We’re bringing back our best-selling heirloom favorites for the 2015 annual plant sale! We’ve added two hybrid tomatoes- selected for great taste and disease resistance- as well as an open-pollinated basil variety, ‘Eleonora’, which is more resistant to downy...

The Importance of Po...

  These spinach seedlings started out their lives the same – in peat pots, planted at the same time. One was “thinned” and “potted up” while the others were left exactly how they started. Why the difference in size? Thinning seedlings to just one plant per...

Hipster Supported Ag...

I think of our programs with teens this way—Hipster Supported Agriculture. It’s a play on the concept of Community Supported Agriculture (that’s what all “CSA” stands for—those programs where you get your weekly tomatoes, carrots and inexplicable 12 pounds of celeriac). But it’s also a way to...

Communicate Everythi...

At Peterson Garden Project, we have a “five tricks” approach to volunteers: Communicate, Share, Listen, Assign, and Reward. The most important thing we do for volunteers is to communicate with them. The more pertinent information we share, the better every volunteer’s experience will be....

Cooking Like Your Gr...

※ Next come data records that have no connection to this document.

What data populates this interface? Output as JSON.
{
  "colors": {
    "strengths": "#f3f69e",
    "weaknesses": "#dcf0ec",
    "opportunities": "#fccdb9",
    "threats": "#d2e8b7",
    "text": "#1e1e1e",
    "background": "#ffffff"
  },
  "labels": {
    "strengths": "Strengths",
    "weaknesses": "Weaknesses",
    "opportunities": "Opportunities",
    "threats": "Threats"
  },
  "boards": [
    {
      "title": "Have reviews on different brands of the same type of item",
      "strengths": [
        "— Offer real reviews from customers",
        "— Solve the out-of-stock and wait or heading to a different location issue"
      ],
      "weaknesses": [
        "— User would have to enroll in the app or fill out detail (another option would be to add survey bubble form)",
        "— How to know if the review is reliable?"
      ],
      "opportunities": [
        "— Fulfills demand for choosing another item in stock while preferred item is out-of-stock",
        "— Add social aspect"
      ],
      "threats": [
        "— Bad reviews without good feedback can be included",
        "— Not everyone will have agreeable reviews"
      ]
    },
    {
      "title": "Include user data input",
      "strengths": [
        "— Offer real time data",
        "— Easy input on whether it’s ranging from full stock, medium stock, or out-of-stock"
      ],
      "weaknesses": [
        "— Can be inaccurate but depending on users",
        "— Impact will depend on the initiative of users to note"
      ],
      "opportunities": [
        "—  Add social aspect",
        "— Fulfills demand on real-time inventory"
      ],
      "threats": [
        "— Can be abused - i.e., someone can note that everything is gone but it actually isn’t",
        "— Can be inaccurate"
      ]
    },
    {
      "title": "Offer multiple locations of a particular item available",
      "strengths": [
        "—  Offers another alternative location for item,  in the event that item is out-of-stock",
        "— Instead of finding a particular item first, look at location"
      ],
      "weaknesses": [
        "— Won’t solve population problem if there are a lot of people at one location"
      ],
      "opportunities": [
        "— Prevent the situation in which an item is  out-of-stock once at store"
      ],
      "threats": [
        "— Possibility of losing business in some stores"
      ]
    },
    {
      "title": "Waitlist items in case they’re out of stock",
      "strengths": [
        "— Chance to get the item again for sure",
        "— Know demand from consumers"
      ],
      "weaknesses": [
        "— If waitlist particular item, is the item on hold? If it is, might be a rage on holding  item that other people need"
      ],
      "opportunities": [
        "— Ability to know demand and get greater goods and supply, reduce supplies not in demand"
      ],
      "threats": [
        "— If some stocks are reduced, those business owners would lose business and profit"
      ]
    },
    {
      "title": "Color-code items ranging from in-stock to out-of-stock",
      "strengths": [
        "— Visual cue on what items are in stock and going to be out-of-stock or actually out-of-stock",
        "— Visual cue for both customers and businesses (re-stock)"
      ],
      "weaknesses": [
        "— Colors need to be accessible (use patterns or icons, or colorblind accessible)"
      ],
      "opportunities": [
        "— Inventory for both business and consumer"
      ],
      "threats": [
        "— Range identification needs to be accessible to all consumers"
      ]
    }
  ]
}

When I first started gardening, Nin, my Chinese mother-in-law, brought me seeds. Winter melon. Long, sweet cucumbers, snow peas, black beans. And something she calls “han toi.” Years later I have figured out that han toi is probably something like quinoa. But she planted it for the dark red...

Tomato Talk With Joh...

Dr. John Taylor is well-known to the PGP communities at Global Gardens and Hello!Howard (and almost 20 gardens and urban farms throughout Chicago), where he ran a research project in 2014 to study tomato cultivars in urban growing conditions. John is interested in more than the best tomato to...

De-Mystifying Seed C...

Although seed catalogs started arriving weeks ago, it’s been hard to think about garden planning until this week (when the snow finally started to melt!), reminding us that spring is just around the corner. For some enthusiastic gardeners, the seed catalog is a giant wish list, with...

Your Grandma Made Du...

My grandma made dumplings. Everyone’s grandma made dumplings. Based on my grandma’s dumplings (Chinese), I think I would have to speculate that the Chinese invented the concept, because there are dozens of Chinese dumplings—boiled, deep-fried, pan-fried, baked, and steamed, with sweet,...